-- Action item --
Your output must match the records exactly, line for line.

[Website and app data records]
_ _ _ _ _

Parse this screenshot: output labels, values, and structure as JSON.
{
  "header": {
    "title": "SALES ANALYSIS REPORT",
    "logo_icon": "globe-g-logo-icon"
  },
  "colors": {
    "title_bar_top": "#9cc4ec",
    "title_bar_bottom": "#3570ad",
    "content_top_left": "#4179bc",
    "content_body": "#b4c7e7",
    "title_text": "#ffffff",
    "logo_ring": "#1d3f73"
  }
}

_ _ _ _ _

-- Output of the task --
Parse this screenshot: output labels, values, and structure as JSON.
{
  "header": {
    "title": "SALES ANALYSIS REPORT",
    "logo_icon": "globe-g-logo-icon"
  },
  "colors": {
    "title_bar_top": "#9cc4ec",
    "title_bar_bottom": "#3570ad",
    "content_top_left": "#4179bc",
    "content_body": "#b4c7e7",
    "title_text": "#ffffff",
    "logo_ring": "#1d3f73"
  }
}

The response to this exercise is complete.